## [Problem to work on]
Every line below that holds the string "amount" should be copied out.

## [Recorded data]
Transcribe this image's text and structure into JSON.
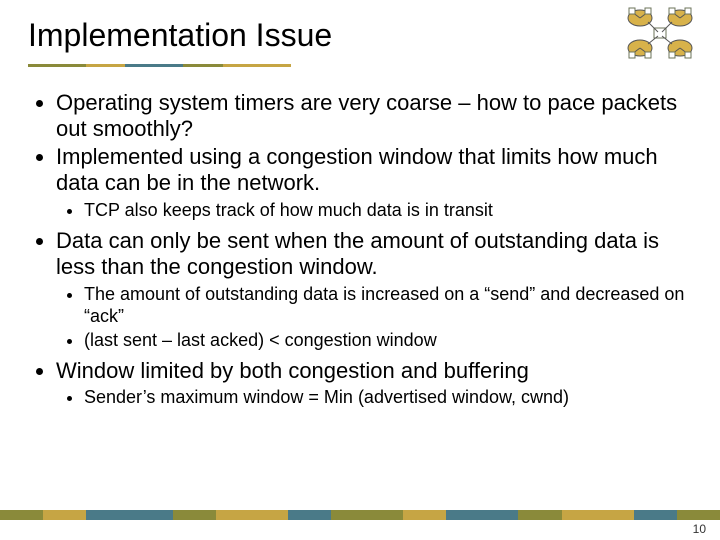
{
  "title": "Implementation Issue",
  "bullets": {
    "b1": "Operating system timers are very coarse – how to pace packets out smoothly?",
    "b2": "Implemented using a congestion window that limits how much data can be in the network.",
    "b2s1": "TCP also keeps track of how much data is in transit",
    "b3": "Data can only be sent when the amount of outstanding data is less than the congestion window.",
    "b3s1": "The amount of outstanding data is increased on a “send” and decreased on “ack”",
    "b3s2": "(last sent – last acked) < congestion window",
    "b4": "Window limited by both congestion and buffering",
    "b4s1": "Sender’s maximum window = Min (advertised window, cwnd)"
  },
  "page_number": "10",
  "palette": {
    "olive": "#8a8a3a",
    "gold": "#c6a544",
    "teal": "#4a7a88",
    "node": "#d8b24a",
    "box": "#6b735a"
  }
}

## [Response below]
    "b3": "Data can only be sent when the amount of outstanding data is less than the congestion window.",
    "b3s1": "The amount of outstanding data is increased on a “send” and decreased on “ack”",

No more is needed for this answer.